Renewed uncertainty over the Black Sea conflict, with the release of the results of the ‘sham’ referendums held by Russia, alongside the potential sabotage of the Nord Stream gas pipeline, pushed prices for wheat, corn and rapeseed higher on Wednesday, noted CRM Agri.
Meanwhile, the market reaction to the UK government’s mini budget has resulted in the pound sterling falling to the lowest level since 1985 against the dollar and falling against the Euro, and that is resulting in support for UK rapeseed and imported meal values.
But the analysts maintain a broadly bearish outlook for global and European rapeseed prices.
Recovery in Canadian canola production is likely to outweigh the crop loss and disruption in Ukraine, they said. “Production estimates for Canadian production are between Statistics Canada’s model-based forecast for 19.1Mt and the USDA’s projected 20Mt.”
Further ahead, Australian canola will become available and is expected to be robust.
Decline in US ethanol output

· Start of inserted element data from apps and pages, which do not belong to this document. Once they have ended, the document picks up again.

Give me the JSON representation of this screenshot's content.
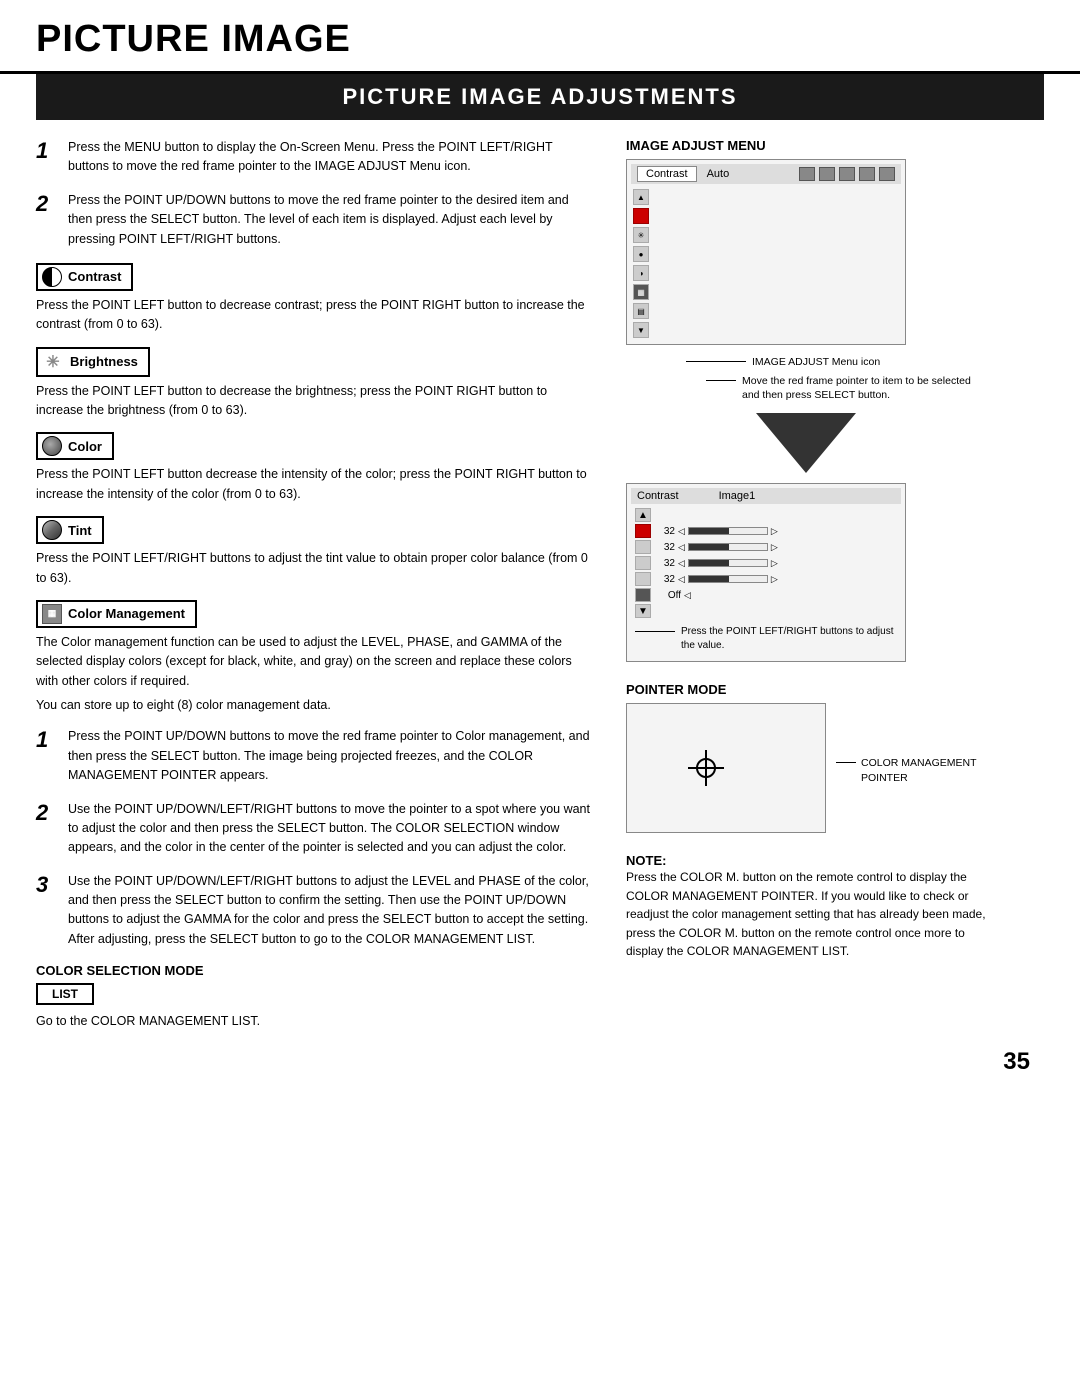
{
  "page": {
    "title": "PICTURE IMAGE",
    "section_title": "PICTURE IMAGE ADJUSTMENTS",
    "page_number": "35"
  },
  "steps": {
    "step1": "Press the MENU button to display the On-Screen Menu. Press the POINT LEFT/RIGHT buttons to move the red frame pointer to the IMAGE ADJUST Menu icon.",
    "step2": "Press the POINT UP/DOWN buttons to move the red frame pointer to the desired item and then press the SELECT button. The level of each item is displayed. Adjust each level by pressing POINT LEFT/RIGHT buttons."
  },
  "features": {
    "contrast": {
      "label": "Contrast",
      "desc": "Press the POINT LEFT button to decrease contrast; press the POINT RIGHT button to increase the contrast (from 0 to 63)."
    },
    "brightness": {
      "label": "Brightness",
      "desc": "Press the POINT LEFT button to decrease the brightness; press the POINT RIGHT button to increase the brightness (from 0 to 63)."
    },
    "color": {
      "label": "Color",
      "desc": "Press the POINT LEFT button decrease the intensity of the color; press the POINT RIGHT button to increase the intensity of the color (from 0 to 63)."
    },
    "tint": {
      "label": "Tint",
      "desc": "Press the POINT LEFT/RIGHT buttons to adjust the tint value to obtain proper color balance (from 0 to 63)."
    },
    "color_management": {
      "label": "Color Management",
      "desc1": "The Color management function can be used to adjust the LEVEL, PHASE, and GAMMA of the selected display colors (except for black, white, and gray) on the screen and replace these colors with other colors if required.",
      "desc2": "You can store up to eight (8) color management data."
    }
  },
  "color_mgmt_steps": {
    "step1": "Press the POINT UP/DOWN buttons to move the red frame pointer to Color management, and then press the SELECT button. The image being projected freezes, and the COLOR MANAGEMENT POINTER appears.",
    "step2": "Use the POINT UP/DOWN/LEFT/RIGHT buttons to move the pointer to a spot where you want to adjust the color and then press the SELECT button. The COLOR SELECTION window appears, and the color in the center of the pointer is selected and you can adjust the color.",
    "step3": "Use the POINT UP/DOWN/LEFT/RIGHT buttons to adjust the LEVEL and PHASE of the color, and then press the SELECT button to confirm the setting. Then use the POINT UP/DOWN buttons to adjust the GAMMA for the color and press the SELECT button to accept the setting. After adjusting, press the SELECT button to go to the COLOR MANAGEMENT LIST."
  },
  "color_selection": {
    "title": "COLOR SELECTION MODE",
    "list_button": "LIST",
    "list_desc": "Go to the COLOR MANAGEMENT LIST."
  },
  "image_adjust_menu": {
    "title": "IMAGE ADJUST MENU",
    "top_bar_label1": "Contrast",
    "top_bar_label2": "Auto",
    "menu_icon_label": "IMAGE ADJUST Menu icon",
    "annotation": "Move the red frame pointer to item to be selected and then press SELECT button."
  },
  "adj_panel": {
    "label1": "Contrast",
    "label2": "Image1",
    "rows": [
      {
        "value": "32"
      },
      {
        "value": "32"
      },
      {
        "value": "32"
      },
      {
        "value": "32"
      },
      {
        "value": "Off"
      }
    ],
    "annotation": "Press the POINT LEFT/RIGHT buttons to adjust the value."
  },
  "pointer_mode": {
    "title": "POINTER MODE",
    "label": "COLOR MANAGEMENT\nPOINTER"
  },
  "note": {
    "title": "NOTE:",
    "text": "Press the COLOR M. button on the remote control to display the COLOR MANAGEMENT POINTER. If you would like to check or readjust the color management setting that has already been made, press the COLOR M. button on the remote control once more to display the COLOR MANAGEMENT LIST."
  }
}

Meanwhile, the CRM Agri team noted that US weekly ethanol production has continued to fall over the past week with the latest drop off bringing production levels to the lowest point since February 2021, weighing on biofuel demand prospects.
However, a surprise drop in US crude oil inventories boosted crude oil prices yesterday, likely insulating vegetable oil markets somewhat from flagging demand for biofuels, said the UK grain and oilseed market specialists.
All eyes on Brazil
Turning to the soybean market, and the relatively swift Chinese purchases of US soybeans so far has maintained underlying support, said the analysts, but they question the longevity of this strength in demand as slower economic growth weighs on consumption outlooks.
Soybean markets remained volatile in recent weeks. Despite a broad trend higher from July, over the last week Chicago soybeans have come under pressure, falling below c$1425/Bu. It is too soon to label the recent sell-off as a fresh downward trend, said the analysts, but they maintain a marginally bearish outlook for US soybeans, forecasting an average Q4 price of c$1400/bu, as supply tightness eases and demand weakens.
“With planting of the Brazilian soybean crop just starting, recent rainfall has been very welcome, allowing farmers to progress with a widely anticipated record harvest. Following last season’s drought in Brazil, we anticipate a greater proportion of Chinese and global demand more broadly to be shifted toward Brazil, which should ease the US soybean stock situation.”